For each line below that contains the word "value", make a copy.

Data about app and page elements
————
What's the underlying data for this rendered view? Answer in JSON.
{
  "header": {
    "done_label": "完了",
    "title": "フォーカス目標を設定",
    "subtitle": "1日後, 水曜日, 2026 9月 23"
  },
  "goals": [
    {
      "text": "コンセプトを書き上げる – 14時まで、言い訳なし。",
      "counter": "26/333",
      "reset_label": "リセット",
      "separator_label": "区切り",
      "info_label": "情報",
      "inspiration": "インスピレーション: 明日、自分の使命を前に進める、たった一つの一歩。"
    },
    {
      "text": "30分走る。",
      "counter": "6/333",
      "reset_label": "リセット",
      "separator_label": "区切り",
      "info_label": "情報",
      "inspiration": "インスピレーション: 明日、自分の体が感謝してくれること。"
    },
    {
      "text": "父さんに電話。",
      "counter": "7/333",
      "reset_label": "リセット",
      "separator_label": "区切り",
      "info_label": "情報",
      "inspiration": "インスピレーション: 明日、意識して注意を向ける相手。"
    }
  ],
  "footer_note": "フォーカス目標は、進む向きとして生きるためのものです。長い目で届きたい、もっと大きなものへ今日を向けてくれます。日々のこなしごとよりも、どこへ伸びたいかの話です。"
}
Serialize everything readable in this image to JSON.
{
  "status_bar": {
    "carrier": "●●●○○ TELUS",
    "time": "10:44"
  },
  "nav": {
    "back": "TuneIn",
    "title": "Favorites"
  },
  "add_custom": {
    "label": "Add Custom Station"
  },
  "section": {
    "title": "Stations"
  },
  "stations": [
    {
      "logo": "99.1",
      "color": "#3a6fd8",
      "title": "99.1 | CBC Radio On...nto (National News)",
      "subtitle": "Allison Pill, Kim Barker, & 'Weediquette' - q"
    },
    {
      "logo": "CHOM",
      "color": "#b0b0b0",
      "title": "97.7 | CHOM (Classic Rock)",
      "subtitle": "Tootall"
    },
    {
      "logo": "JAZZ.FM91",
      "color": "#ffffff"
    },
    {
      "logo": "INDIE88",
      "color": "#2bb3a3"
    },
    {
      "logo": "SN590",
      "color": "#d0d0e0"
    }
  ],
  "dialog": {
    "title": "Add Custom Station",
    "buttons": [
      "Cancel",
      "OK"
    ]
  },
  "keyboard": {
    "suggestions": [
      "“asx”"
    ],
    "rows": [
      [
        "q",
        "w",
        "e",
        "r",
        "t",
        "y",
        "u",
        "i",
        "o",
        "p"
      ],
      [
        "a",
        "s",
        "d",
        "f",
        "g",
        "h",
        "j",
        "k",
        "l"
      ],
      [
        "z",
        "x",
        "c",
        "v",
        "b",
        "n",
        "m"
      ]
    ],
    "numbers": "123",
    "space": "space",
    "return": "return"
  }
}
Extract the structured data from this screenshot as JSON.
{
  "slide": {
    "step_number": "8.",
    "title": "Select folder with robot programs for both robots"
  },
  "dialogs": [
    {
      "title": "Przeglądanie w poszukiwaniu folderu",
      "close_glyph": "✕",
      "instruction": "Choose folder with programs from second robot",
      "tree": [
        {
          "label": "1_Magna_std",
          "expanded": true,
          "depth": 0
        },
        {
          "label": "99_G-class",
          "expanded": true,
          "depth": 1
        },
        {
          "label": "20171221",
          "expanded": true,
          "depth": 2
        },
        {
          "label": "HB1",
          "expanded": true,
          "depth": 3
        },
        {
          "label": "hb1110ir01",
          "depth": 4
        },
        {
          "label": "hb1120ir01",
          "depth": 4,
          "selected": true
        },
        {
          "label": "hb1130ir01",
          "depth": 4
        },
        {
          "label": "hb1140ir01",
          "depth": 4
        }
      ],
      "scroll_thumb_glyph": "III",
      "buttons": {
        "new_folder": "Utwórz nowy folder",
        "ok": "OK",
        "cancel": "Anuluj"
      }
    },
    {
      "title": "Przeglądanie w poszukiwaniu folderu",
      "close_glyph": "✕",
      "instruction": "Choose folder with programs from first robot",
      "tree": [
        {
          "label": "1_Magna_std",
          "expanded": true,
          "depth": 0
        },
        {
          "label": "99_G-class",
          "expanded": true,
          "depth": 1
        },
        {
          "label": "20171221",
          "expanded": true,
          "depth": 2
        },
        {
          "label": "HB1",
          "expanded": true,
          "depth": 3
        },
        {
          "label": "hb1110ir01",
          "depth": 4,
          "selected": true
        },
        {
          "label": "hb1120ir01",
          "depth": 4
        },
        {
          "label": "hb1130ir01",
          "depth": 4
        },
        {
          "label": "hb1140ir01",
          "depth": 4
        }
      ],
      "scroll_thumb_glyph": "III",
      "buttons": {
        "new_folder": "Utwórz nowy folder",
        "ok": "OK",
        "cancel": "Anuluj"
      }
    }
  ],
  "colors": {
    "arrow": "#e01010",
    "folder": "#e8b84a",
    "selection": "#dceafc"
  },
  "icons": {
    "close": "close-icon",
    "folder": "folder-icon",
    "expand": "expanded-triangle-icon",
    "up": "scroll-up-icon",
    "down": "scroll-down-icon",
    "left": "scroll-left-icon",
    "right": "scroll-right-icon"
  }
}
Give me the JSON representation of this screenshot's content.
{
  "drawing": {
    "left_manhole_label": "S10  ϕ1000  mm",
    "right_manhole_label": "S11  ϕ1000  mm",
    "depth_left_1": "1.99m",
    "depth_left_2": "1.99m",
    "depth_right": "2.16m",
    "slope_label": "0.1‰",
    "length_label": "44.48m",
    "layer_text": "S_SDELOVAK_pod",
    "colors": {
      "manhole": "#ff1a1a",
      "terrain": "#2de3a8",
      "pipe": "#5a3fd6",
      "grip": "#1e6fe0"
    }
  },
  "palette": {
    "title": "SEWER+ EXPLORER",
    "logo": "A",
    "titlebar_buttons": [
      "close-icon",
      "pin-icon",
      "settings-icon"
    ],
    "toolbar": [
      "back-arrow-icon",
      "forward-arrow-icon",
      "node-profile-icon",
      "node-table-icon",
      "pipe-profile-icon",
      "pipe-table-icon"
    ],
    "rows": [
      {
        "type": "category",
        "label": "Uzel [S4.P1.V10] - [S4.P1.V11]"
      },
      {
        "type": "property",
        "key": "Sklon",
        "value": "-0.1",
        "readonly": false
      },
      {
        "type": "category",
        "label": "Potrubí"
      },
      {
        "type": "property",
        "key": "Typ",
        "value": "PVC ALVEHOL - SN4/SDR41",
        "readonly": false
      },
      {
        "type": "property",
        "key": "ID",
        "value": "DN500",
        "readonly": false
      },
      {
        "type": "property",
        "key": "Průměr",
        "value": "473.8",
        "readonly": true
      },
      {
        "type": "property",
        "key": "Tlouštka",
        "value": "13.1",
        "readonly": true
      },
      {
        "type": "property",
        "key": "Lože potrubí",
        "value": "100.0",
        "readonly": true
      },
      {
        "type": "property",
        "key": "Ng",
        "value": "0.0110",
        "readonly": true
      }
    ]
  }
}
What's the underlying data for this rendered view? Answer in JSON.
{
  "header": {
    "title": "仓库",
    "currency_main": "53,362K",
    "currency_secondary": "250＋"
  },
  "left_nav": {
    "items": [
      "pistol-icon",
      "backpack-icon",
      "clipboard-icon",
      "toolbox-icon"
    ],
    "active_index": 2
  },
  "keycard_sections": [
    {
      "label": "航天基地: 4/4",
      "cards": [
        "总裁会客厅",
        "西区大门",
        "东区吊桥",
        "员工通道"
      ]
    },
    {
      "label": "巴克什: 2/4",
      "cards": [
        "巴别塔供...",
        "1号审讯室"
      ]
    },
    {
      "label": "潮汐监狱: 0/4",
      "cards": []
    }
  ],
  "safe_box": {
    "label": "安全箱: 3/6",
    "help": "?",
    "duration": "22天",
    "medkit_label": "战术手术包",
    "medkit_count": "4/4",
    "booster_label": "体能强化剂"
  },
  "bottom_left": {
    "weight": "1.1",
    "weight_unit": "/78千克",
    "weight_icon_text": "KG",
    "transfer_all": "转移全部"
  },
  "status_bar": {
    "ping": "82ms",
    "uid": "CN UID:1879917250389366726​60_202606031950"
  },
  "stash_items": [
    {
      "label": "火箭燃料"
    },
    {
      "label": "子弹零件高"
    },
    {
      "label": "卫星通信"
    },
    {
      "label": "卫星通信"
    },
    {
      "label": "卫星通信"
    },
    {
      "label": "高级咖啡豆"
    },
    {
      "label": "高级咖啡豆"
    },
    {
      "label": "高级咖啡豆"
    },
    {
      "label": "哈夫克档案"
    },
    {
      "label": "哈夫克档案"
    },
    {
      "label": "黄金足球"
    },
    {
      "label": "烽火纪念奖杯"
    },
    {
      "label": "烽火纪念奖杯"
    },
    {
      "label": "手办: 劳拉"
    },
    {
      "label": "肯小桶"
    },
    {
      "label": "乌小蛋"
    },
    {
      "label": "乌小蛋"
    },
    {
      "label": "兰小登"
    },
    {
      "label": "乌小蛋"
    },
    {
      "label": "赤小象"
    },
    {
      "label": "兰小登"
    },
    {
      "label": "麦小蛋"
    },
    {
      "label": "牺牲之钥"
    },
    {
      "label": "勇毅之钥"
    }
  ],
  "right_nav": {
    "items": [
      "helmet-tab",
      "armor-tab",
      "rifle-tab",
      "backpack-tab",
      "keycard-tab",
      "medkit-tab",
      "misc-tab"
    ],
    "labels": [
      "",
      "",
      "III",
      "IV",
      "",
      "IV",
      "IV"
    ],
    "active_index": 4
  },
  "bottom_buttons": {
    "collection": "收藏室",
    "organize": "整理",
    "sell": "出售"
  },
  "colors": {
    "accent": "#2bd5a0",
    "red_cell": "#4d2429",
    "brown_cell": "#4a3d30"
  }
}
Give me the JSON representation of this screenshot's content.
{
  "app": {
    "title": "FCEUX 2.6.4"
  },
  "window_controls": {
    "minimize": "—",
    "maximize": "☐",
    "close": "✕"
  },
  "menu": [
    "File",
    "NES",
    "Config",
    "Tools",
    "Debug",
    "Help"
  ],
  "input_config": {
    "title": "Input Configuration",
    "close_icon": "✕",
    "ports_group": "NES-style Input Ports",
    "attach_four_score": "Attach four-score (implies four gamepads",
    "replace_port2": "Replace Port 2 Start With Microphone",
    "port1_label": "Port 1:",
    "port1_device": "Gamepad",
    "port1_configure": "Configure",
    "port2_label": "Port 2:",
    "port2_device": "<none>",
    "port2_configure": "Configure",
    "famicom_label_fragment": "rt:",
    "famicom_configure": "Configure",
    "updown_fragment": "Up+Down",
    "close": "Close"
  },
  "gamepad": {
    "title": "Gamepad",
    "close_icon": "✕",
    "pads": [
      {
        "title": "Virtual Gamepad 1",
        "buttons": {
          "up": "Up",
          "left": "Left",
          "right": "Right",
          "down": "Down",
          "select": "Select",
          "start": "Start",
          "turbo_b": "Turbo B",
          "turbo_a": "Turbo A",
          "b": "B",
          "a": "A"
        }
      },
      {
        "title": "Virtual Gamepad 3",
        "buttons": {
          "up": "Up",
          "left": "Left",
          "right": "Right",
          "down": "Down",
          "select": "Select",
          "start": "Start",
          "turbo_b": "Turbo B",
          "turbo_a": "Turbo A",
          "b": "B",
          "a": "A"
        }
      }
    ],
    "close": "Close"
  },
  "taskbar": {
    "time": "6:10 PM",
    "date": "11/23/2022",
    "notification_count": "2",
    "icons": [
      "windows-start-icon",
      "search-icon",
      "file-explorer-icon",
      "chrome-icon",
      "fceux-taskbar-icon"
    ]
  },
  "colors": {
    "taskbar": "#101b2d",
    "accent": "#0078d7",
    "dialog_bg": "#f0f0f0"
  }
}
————
TASK SOLUTION |
        "value": "-0.1",
        "value": "PVC ALVEHOL - SN4/SDR41",
        "value": "DN500",
        "value": "473.8",
        "value": "13.1",
        "value": "100.0",
        "value": "0.0110",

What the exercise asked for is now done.